They decided to tackle the “climate economy conundrum” due to the recent approval of the Willow Project to allow oil drilling in Alaska, which if completed will release an additional 9.2 million metric tons of carbon pollution into the atmosphere each year.

“[American President Joe] “Biden had approved the Willow Project recently, so we decided it would be good to do a project on it so people would understand why it is bad,” Lauren explains.

“A lot of things about the Willow Project will improve the economy, so we focused on other climate [issues] - like the tornado in Alabama - to show that just because the Willow Project improves the economy, [it might cause other problems].”

The students showed how climate change has caused critical damage to both the earth and the economy.

DRS- Can money-back economics deliver change for good?

Environmental sustainability award

Benedict O’Sullivan, Michael Owens and Kevin Cooney, winners of the environmental sustainability award from Glenstal Abbey School , Co Limerick. Photo credit: Paul Moore

Benedict O’Sullivan, Michael Owens and Kevin Cooney are 1st years in Glenstal Abbey School in Limerick.

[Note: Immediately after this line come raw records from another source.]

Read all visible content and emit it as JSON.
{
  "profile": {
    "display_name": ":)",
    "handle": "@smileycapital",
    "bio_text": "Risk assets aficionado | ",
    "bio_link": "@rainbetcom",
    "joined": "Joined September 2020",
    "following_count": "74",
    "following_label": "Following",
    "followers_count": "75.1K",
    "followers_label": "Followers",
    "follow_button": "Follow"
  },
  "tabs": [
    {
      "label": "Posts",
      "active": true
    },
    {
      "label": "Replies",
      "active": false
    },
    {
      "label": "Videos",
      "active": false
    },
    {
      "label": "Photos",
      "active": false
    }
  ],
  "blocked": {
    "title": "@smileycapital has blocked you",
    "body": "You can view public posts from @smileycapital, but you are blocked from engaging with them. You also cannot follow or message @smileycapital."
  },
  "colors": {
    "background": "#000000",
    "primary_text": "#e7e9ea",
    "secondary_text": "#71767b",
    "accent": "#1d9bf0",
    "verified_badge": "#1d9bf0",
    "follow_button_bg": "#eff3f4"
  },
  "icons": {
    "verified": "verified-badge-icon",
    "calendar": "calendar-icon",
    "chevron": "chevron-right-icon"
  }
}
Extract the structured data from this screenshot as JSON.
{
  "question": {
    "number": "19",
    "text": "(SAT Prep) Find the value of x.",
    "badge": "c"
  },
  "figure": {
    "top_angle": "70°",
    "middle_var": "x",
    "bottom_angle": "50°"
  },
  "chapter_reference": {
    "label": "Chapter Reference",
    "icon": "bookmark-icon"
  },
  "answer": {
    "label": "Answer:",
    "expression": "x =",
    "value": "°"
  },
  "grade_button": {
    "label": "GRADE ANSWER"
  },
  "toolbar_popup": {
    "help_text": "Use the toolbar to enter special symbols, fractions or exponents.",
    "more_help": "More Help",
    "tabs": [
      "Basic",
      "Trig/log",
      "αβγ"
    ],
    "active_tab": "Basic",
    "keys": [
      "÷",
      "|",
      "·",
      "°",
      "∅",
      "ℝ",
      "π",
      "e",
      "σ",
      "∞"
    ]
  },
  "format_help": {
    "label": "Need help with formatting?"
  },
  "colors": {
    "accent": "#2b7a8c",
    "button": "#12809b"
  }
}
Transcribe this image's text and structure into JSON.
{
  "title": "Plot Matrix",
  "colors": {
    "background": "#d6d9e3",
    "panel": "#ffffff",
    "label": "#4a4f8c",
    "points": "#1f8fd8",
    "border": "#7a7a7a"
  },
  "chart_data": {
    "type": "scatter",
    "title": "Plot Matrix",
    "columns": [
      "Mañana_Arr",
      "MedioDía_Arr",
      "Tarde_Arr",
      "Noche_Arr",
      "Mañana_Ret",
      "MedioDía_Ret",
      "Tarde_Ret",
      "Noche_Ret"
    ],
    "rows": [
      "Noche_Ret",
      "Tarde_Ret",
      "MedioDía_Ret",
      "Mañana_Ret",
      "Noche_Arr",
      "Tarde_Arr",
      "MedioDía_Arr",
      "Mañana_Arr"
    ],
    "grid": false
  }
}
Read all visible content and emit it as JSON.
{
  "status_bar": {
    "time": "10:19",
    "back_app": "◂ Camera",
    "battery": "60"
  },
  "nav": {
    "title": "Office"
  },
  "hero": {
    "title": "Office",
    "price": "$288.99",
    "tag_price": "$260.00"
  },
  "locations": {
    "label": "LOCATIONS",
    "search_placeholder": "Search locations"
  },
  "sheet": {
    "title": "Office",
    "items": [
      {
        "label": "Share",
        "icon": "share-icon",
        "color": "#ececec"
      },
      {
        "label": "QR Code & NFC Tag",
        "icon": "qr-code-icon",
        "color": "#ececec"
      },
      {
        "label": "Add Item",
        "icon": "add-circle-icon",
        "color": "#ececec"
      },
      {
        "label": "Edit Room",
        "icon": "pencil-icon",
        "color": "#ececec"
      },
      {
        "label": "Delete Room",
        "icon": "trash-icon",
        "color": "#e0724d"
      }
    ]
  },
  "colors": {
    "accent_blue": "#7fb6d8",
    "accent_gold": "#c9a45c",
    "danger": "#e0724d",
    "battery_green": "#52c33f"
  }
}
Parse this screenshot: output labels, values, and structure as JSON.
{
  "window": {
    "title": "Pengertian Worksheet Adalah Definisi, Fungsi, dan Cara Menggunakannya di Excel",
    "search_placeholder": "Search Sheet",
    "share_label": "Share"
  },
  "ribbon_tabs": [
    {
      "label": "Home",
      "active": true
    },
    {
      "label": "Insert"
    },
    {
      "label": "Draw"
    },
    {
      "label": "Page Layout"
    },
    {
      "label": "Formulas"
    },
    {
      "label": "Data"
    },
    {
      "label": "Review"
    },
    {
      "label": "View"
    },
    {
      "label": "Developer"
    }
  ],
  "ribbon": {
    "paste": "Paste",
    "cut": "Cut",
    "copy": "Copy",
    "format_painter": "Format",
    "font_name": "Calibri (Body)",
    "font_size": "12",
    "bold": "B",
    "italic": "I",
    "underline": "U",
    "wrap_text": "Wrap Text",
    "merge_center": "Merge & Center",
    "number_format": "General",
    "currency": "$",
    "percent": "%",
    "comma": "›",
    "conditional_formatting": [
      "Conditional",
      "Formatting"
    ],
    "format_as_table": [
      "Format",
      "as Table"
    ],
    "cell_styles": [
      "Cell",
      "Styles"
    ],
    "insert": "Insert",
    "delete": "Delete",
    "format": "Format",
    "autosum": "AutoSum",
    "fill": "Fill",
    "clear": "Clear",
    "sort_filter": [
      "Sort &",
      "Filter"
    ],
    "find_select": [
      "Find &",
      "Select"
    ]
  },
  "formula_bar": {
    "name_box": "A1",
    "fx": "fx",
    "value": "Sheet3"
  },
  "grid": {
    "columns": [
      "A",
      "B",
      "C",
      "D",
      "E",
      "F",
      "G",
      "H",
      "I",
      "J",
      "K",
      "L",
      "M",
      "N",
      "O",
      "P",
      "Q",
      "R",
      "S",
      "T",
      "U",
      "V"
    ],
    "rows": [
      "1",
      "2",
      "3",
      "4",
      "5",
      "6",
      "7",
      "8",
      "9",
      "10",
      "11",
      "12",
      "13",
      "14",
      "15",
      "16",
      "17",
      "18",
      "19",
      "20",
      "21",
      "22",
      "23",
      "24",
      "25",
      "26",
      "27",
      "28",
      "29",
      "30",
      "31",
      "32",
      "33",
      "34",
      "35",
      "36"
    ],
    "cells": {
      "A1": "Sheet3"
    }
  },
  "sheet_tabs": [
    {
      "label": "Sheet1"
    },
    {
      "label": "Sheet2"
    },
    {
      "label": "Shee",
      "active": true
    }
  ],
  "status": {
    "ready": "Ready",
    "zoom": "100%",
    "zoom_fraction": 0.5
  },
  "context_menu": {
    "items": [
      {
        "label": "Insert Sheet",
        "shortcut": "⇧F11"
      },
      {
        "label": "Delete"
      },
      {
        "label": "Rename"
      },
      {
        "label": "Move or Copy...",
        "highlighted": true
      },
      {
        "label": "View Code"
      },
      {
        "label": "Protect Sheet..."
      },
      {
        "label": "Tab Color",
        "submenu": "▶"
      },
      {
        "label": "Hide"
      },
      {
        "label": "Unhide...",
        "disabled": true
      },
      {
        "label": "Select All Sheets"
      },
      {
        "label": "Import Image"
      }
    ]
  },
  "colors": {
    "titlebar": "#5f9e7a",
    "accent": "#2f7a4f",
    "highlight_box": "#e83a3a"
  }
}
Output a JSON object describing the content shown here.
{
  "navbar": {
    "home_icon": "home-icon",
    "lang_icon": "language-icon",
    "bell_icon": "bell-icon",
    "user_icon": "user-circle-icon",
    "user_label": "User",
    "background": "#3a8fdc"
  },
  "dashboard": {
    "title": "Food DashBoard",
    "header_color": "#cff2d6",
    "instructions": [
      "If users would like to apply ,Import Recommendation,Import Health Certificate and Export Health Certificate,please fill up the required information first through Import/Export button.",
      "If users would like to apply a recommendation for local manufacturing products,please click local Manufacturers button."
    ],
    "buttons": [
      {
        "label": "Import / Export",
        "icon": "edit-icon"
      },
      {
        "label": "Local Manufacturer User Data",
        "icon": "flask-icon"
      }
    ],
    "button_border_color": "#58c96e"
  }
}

This group completed a project based on a deposit return scheme; questioning if money-back economics can deliver change for good. The group’s YEOTY project quantifies the annual environmental benefits of Ireland’s upcoming Deposit Return Scheme (DPS), its impact in recycled PET (polyethylene terephthalate) plastic pricing and considers the economics of installing a reverse vending machine in their school. The students found that, from a school of their size with 250 students, they would instead recommend using a manual collection point to maximise the value of charitable donations.

“The manual bottle scheme is cheaper for us to implement in our school and it will save a lot of energy,” says Benedict.

More info

Learn more about the Young Economist of the Year awards at